TASK DIRECTIONS:
When you retype the records that follow, keep each word as it is and drop any pictures.

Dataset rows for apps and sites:
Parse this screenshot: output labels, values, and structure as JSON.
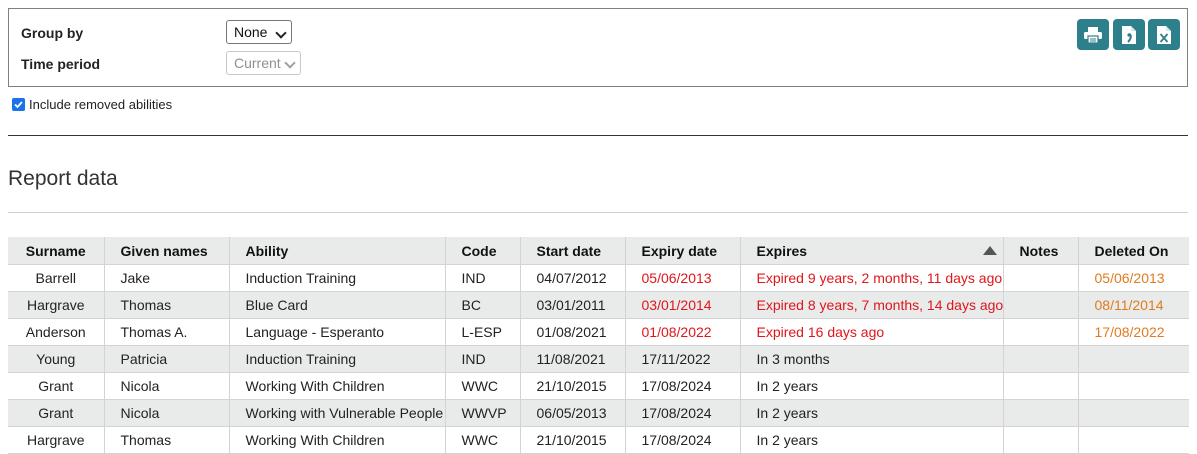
{
  "filters": {
    "group_by_label": "Group by",
    "group_by_value": "None",
    "time_period_label": "Time period",
    "time_period_value": "Current"
  },
  "export": {
    "print_icon": "printer-icon",
    "pdf_icon": "pdf-file-icon",
    "excel_icon": "excel-file-icon",
    "color": "#2e7f8c"
  },
  "include_removed": {
    "label": "Include removed abilities",
    "checked": true
  },
  "section_title": "Report data",
  "table": {
    "columns": [
      "Surname",
      "Given names",
      "Ability",
      "Code",
      "Start date",
      "Expiry date",
      "Expires",
      "Notes",
      "Deleted On"
    ],
    "sorted_column": "Expires",
    "sort_direction": "ascending",
    "rows": [
      {
        "surname": "Barrell",
        "given": "Jake",
        "ability": "Induction Training",
        "code": "IND",
        "start": "04/07/2012",
        "expiry": "05/06/2013",
        "expires": "Expired 9 years, 2 months, 11 days ago",
        "notes": "",
        "deleted": "05/06/2013"
      },
      {
        "surname": "Hargrave",
        "given": "Thomas",
        "ability": "Blue Card",
        "code": "BC",
        "start": "03/01/2011",
        "expiry": "03/01/2014",
        "expires": "Expired 8 years, 7 months, 14 days ago",
        "notes": "",
        "deleted": "08/11/2014"
      },
      {
        "surname": "Anderson",
        "given": "Thomas A.",
        "ability": "Language - Esperanto",
        "code": "L-ESP",
        "start": "01/08/2021",
        "expiry": "01/08/2022",
        "expires": "Expired 16 days ago",
        "notes": "",
        "deleted": "17/08/2022"
      },
      {
        "surname": "Young",
        "given": "Patricia",
        "ability": "Induction Training",
        "code": "IND",
        "start": "11/08/2021",
        "expiry": "17/11/2022",
        "expires": "In 3 months",
        "notes": "",
        "deleted": ""
      },
      {
        "surname": "Grant",
        "given": "Nicola",
        "ability": "Working With Children",
        "code": "WWC",
        "start": "21/10/2015",
        "expiry": "17/08/2024",
        "expires": "In 2 years",
        "notes": "",
        "deleted": ""
      },
      {
        "surname": "Grant",
        "given": "Nicola",
        "ability": "Working with Vulnerable People",
        "code": "WWVP",
        "start": "06/05/2013",
        "expiry": "17/08/2024",
        "expires": "In 2 years",
        "notes": "",
        "deleted": ""
      },
      {
        "surname": "Hargrave",
        "given": "Thomas",
        "ability": "Working With Children",
        "code": "WWC",
        "start": "21/10/2015",
        "expiry": "17/08/2024",
        "expires": "In 2 years",
        "notes": "",
        "deleted": ""
      }
    ]
  },
  "colors": {
    "expired": "#e0161b",
    "deleted": "#e07b1f",
    "row_alt": "#e9ebeb"
  }
}
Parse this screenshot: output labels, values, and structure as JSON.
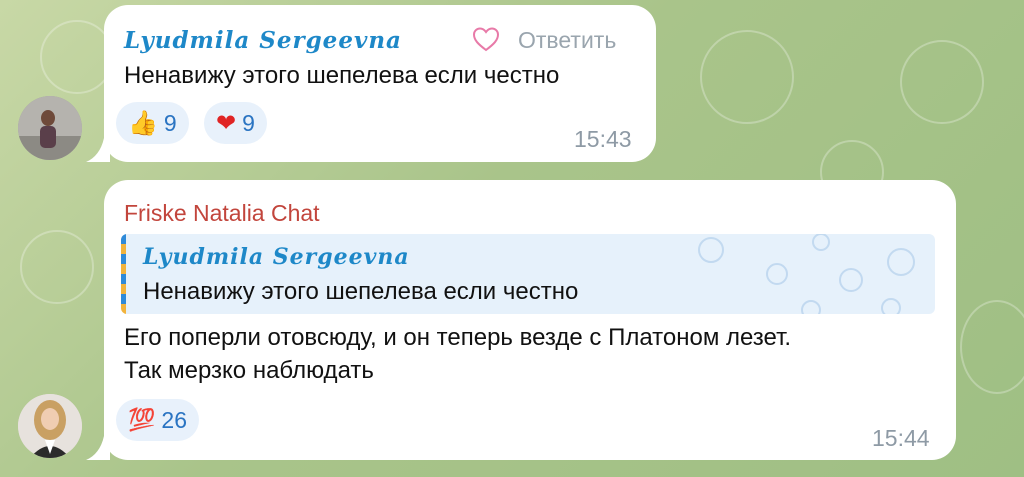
{
  "messages": [
    {
      "sender": "Lyudmila Sergeevna",
      "reply_action": "Ответить",
      "text": "Ненавижу этого шепелева если честно",
      "reactions": [
        {
          "icon": "thumbs-up-icon",
          "emoji": "👍",
          "count": "9"
        },
        {
          "icon": "heart-icon",
          "emoji": "❤",
          "count": "9"
        }
      ],
      "time": "15:43"
    },
    {
      "sender": "Friske Natalia Chat",
      "quote": {
        "sender": "Lyudmila Sergeevna",
        "text": "Ненавижу этого шепелева если честно"
      },
      "text_line1": "Его поперли отовсюду, и он теперь везде с Платоном лезет.",
      "text_line2": "Так мерзко наблюдать",
      "reactions": [
        {
          "icon": "hundred-points-icon",
          "emoji": "💯",
          "count": "26"
        }
      ],
      "time": "15:44"
    }
  ],
  "colors": {
    "accent": "#1e88c8",
    "sender_red": "#c2453c",
    "bubble": "#ffffff",
    "reaction_bg": "#e8f1fb",
    "time": "#8e9aa5"
  }
}
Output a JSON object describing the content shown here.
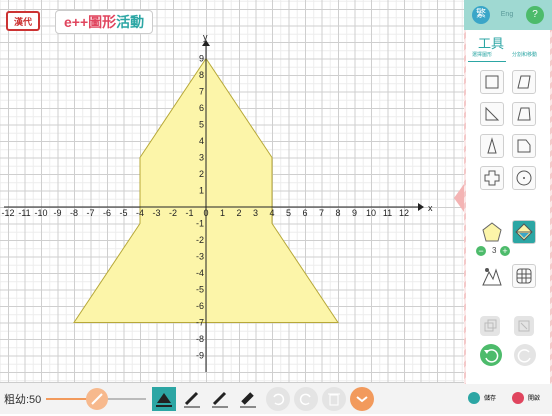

ANSWER FOR THIS EXERCISE:
Parse this screenshot: output labels, values, and structure as JSON.
{
  "filters": {
    "group_by_label": "Group by",
    "group_by_value": "None",
    "time_period_label": "Time period",
    "time_period_value": "Current"
  },
  "export": {
    "print_icon": "printer-icon",
    "pdf_icon": "pdf-file-icon",
    "excel_icon": "excel-file-icon",
    "color": "#2e7f8c"
  },
  "include_removed": {
    "label": "Include removed abilities",
    "checked": true
  },
  "section_title": "Report data",
  "table": {
    "columns": [
      "Surname",
      "Given names",
      "Ability",
      "Code",
      "Start date",
      "Expiry date",
      "Expires",
      "Notes",
      "Deleted On"
    ],
    "sorted_column": "Expires",
    "sort_direction": "ascending",
    "rows": [
      {
        "surname": "Barrell",
        "given": "Jake",
        "ability": "Induction Training",
        "code": "IND",
        "start": "04/07/2012",
        "expiry": "05/06/2013",
        "expires": "Expired 9 years, 2 months, 11 days ago",
        "notes": "",
        "deleted": "05/06/2013"
      },
      {
        "surname": "Hargrave",
        "given": "Thomas",
        "ability": "Blue Card",
        "code": "BC",
        "start": "03/01/2011",
        "expiry": "03/01/2014",
        "expires": "Expired 8 years, 7 months, 14 days ago",
        "notes": "",
        "deleted": "08/11/2014"
      },
      {
        "surname": "Anderson",
        "given": "Thomas A.",
        "ability": "Language - Esperanto",
        "code": "L-ESP",
        "start": "01/08/2021",
        "expiry": "01/08/2022",
        "expires": "Expired 16 days ago",
        "notes": "",
        "deleted": "17/08/2022"
      },
      {
        "surname": "Young",
        "given": "Patricia",
        "ability": "Induction Training",
        "code": "IND",
        "start": "11/08/2021",
        "expiry": "17/11/2022",
        "expires": "In 3 months",
        "notes": "",
        "deleted": ""
      },
      {
        "surname": "Grant",
        "given": "Nicola",
        "ability": "Working With Children",
        "code": "WWC",
        "start": "21/10/2015",
        "expiry": "17/08/2024",
        "expires": "In 2 years",
        "notes": "",
        "deleted": ""
      },
      {
        "surname": "Grant",
        "given": "Nicola",
        "ability": "Working with Vulnerable People",
        "code": "WWVP",
        "start": "06/05/2013",
        "expiry": "17/08/2024",
        "expires": "In 2 years",
        "notes": "",
        "deleted": ""
      },
      {
        "surname": "Hargrave",
        "given": "Thomas",
        "ability": "Working With Children",
        "code": "WWC",
        "start": "21/10/2015",
        "expiry": "17/08/2024",
        "expires": "In 2 years",
        "notes": "",
        "deleted": ""
      }
    ]
  },
  "colors": {
    "expired": "#e0161b",
    "deleted": "#e07b1f",
    "row_alt": "#e9ebeb"
  }
}
Parse this screenshot: output labels, values, and structure as JSON.
{
  "messages": [
    {
      "sender": "Lyudmila Sergeevna",
      "reply_action": "Ответить",
      "text": "Ненавижу этого шепелева если честно",
      "reactions": [
        {
          "icon": "thumbs-up-icon",
          "emoji": "👍",
          "count": "9"
        },
        {
          "icon": "heart-icon",
          "emoji": "❤",
          "count": "9"
        }
      ],
      "time": "15:43"
    },
    {
      "sender": "Friske Natalia Chat",
      "quote": {
        "sender": "Lyudmila Sergeevna",
        "text": "Ненавижу этого шепелева если честно"
      },
      "text_line1": "Его поперли отовсюду, и он теперь везде с Платоном лезет.",
      "text_line2": "Так мерзко наблюдать",
      "reactions": [
        {
          "icon": "hundred-points-icon",
          "emoji": "💯",
          "count": "26"
        }
      ],
      "time": "15:44"
    }
  ],
  "colors": {
    "accent": "#1e88c8",
    "sender_red": "#c2453c",
    "bubble": "#ffffff",
    "reaction_bg": "#e8f1fb",
    "time": "#8e9aa5"
  }
}
Output a JSON object describing the content shown here.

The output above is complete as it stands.